*Task description*: Which lines in the records below contain the word "AnubAI"? Return each of them.
START Extracted entries
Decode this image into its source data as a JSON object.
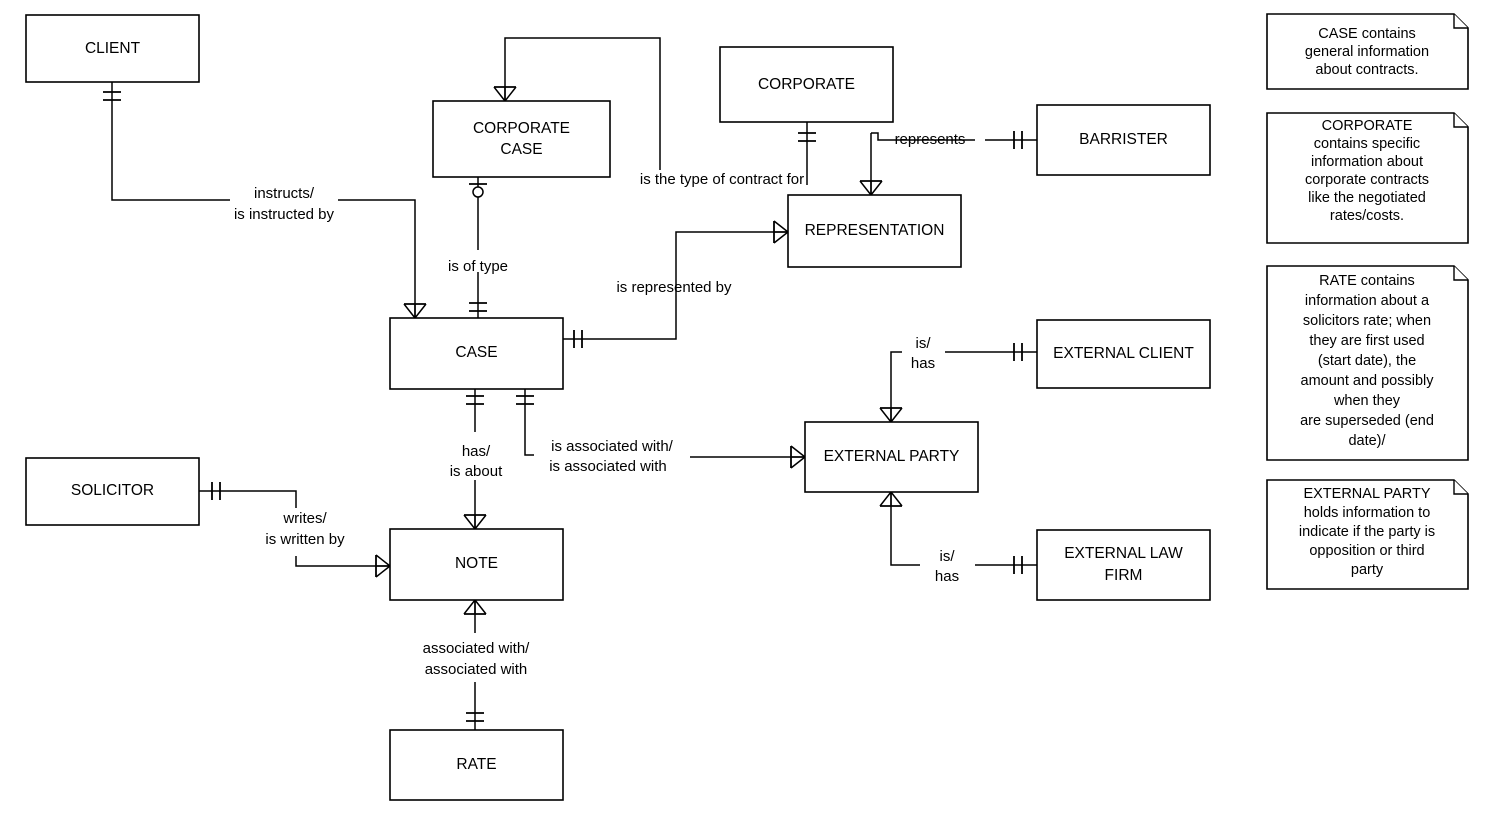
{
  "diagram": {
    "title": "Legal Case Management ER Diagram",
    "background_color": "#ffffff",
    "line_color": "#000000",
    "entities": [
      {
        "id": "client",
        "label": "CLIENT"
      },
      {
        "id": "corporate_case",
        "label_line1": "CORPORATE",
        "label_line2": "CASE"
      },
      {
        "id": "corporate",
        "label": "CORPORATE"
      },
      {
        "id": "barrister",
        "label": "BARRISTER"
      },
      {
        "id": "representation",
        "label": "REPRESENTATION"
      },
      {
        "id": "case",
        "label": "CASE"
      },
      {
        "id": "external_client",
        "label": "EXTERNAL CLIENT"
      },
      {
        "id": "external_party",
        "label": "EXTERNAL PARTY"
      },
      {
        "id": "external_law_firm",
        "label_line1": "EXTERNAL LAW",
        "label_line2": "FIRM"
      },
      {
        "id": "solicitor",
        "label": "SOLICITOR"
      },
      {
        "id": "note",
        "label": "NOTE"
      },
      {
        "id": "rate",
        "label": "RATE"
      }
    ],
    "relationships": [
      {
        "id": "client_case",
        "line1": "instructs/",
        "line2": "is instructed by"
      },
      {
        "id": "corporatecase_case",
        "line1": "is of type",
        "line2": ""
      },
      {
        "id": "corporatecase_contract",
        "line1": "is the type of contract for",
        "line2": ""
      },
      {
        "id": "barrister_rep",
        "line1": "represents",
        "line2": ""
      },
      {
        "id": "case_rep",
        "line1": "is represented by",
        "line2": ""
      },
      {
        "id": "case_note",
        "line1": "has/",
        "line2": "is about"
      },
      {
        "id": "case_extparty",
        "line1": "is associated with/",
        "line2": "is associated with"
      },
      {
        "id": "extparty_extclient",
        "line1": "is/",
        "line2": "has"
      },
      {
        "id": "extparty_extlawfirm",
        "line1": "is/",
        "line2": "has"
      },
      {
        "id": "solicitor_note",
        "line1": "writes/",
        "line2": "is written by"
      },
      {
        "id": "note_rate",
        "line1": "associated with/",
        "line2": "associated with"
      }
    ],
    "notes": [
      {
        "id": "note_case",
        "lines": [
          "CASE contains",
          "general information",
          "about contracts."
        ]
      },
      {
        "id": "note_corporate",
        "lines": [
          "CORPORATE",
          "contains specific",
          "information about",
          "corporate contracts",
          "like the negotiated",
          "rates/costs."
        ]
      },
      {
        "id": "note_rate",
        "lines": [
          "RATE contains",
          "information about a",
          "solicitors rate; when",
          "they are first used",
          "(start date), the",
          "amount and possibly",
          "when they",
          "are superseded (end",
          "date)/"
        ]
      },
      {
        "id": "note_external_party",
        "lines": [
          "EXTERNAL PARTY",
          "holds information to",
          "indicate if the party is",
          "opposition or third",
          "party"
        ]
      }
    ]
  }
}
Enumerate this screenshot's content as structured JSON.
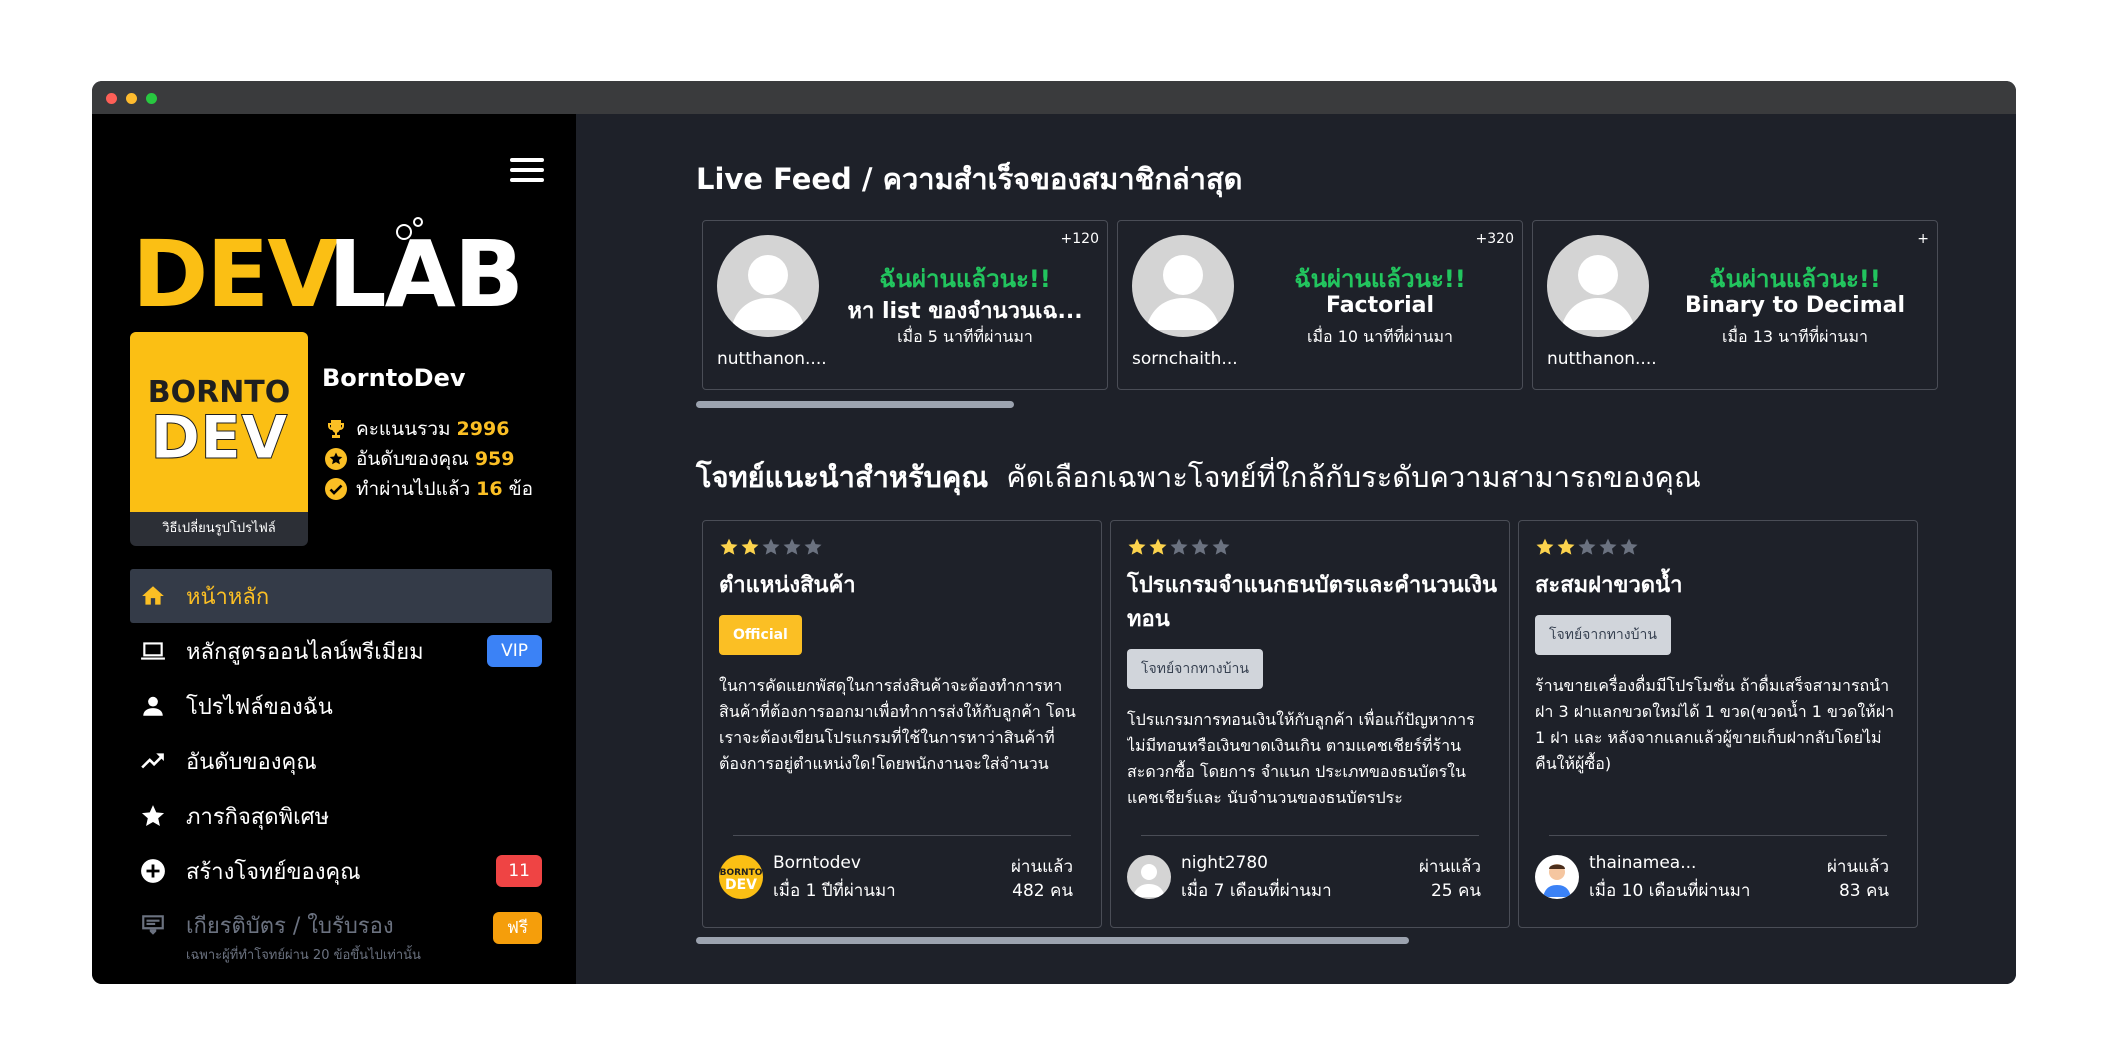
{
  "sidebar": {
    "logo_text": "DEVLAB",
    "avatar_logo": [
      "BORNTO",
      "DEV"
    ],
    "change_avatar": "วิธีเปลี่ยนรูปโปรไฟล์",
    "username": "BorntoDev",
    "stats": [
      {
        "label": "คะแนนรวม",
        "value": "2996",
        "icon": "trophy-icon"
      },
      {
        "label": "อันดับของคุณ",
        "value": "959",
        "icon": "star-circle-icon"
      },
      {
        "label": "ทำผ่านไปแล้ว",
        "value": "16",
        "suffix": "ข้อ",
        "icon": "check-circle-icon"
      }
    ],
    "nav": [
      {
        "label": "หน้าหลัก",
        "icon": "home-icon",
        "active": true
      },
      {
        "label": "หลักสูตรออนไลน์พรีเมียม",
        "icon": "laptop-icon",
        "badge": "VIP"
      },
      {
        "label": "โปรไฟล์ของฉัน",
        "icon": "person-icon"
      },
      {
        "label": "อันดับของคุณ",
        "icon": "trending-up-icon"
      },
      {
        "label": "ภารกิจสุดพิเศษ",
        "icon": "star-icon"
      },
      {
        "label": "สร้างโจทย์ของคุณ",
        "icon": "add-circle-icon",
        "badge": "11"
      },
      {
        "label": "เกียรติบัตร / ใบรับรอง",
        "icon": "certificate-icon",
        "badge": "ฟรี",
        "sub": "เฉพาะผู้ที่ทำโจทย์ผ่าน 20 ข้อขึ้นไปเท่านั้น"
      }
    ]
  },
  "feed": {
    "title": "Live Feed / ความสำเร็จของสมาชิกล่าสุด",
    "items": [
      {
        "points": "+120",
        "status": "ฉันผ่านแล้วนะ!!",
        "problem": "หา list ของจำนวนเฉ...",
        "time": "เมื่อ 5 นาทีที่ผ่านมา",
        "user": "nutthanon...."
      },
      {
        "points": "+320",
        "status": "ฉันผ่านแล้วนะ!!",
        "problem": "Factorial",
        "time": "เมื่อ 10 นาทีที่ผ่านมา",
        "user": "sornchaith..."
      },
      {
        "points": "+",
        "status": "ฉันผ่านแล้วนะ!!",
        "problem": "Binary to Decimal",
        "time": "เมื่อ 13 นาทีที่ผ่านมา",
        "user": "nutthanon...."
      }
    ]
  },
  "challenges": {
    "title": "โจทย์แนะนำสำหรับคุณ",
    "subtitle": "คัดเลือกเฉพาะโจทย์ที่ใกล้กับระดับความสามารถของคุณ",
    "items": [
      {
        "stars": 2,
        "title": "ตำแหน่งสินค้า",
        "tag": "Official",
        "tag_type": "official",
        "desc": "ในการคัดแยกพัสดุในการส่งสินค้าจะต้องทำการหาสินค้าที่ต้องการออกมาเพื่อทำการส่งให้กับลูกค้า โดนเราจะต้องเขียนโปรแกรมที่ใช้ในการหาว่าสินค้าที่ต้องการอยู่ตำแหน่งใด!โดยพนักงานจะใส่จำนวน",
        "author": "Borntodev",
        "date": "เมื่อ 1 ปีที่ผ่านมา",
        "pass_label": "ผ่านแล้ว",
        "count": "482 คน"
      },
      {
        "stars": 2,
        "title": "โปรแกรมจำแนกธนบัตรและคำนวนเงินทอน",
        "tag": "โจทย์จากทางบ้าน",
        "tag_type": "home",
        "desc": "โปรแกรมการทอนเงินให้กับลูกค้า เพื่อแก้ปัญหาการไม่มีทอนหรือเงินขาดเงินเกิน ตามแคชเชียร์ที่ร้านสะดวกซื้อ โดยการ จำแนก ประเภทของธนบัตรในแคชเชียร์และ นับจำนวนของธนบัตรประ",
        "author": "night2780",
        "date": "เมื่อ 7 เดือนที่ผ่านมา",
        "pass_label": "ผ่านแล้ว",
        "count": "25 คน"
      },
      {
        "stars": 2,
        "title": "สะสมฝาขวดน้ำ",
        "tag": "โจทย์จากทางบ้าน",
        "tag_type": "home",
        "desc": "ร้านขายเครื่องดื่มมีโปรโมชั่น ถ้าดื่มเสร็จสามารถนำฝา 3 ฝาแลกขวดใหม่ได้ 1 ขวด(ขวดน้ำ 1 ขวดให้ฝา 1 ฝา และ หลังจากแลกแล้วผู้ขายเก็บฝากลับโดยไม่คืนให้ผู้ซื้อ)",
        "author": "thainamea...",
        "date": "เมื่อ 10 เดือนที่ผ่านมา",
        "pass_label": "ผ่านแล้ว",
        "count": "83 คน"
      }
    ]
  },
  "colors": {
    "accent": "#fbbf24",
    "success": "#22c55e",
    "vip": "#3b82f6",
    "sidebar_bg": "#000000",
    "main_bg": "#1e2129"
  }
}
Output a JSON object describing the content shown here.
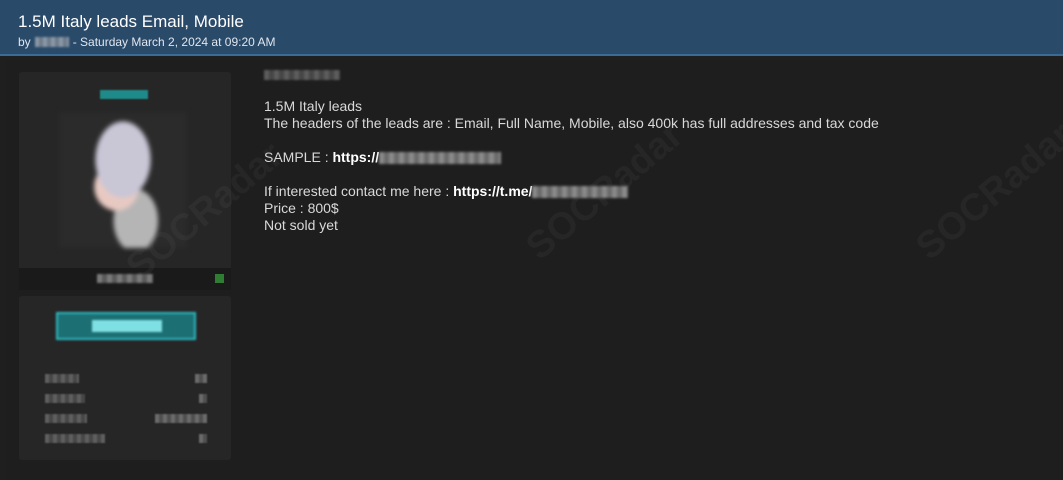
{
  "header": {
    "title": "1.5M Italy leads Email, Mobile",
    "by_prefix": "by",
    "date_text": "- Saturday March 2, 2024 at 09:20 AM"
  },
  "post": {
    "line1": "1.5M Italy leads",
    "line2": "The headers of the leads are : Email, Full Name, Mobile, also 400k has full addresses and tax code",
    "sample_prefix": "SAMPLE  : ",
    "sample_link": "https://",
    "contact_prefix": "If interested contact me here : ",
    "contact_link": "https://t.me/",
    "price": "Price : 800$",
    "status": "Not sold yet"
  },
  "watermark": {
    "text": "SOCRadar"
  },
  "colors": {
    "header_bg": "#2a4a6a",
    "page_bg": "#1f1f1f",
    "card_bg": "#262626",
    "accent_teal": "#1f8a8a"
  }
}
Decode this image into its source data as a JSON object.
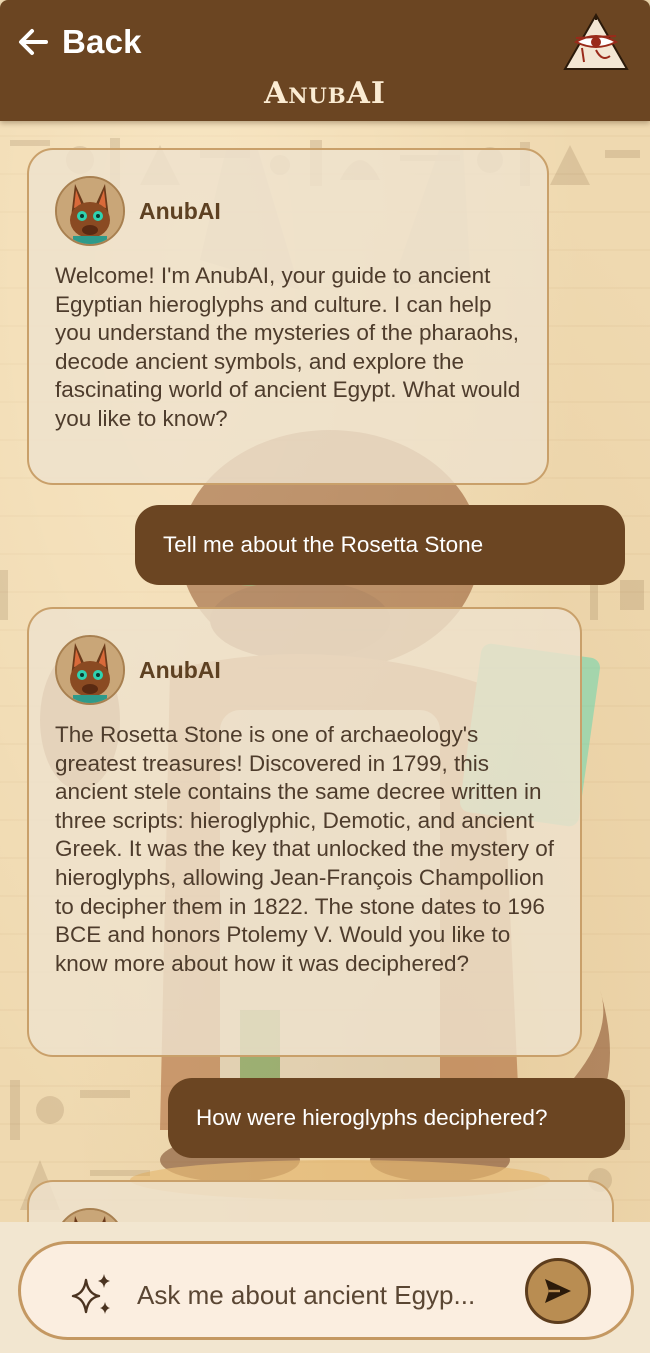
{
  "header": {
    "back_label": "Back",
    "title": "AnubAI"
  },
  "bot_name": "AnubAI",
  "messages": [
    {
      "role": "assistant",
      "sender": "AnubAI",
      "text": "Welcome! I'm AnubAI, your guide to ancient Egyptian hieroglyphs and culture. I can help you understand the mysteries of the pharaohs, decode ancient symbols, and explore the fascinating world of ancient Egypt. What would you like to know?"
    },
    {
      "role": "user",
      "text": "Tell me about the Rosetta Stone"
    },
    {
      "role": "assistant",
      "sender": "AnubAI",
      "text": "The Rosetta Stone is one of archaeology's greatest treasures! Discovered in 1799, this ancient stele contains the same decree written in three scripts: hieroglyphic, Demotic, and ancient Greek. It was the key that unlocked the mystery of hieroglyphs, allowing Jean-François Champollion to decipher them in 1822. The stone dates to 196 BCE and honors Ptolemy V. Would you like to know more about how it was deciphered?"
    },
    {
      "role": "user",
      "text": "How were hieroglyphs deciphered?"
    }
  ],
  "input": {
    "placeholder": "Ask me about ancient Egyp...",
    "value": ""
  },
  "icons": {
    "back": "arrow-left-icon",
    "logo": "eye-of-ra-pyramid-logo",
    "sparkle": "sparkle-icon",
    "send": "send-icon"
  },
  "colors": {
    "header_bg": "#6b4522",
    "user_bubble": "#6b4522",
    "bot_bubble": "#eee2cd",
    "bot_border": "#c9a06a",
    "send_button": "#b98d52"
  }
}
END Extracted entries
*Task solution*:
    "title": "AnubAI"
  "bot_name": "AnubAI",
      "sender": "AnubAI",
      "text": "Welcome! I'm AnubAI, your guide to ancient Egyptian hieroglyphs and culture. I can help you understand the mysteries of the pharaohs, decode ancient symbols, and explore the fascinating world of ancient Egypt. What would you like to know?"
      "sender": "AnubAI",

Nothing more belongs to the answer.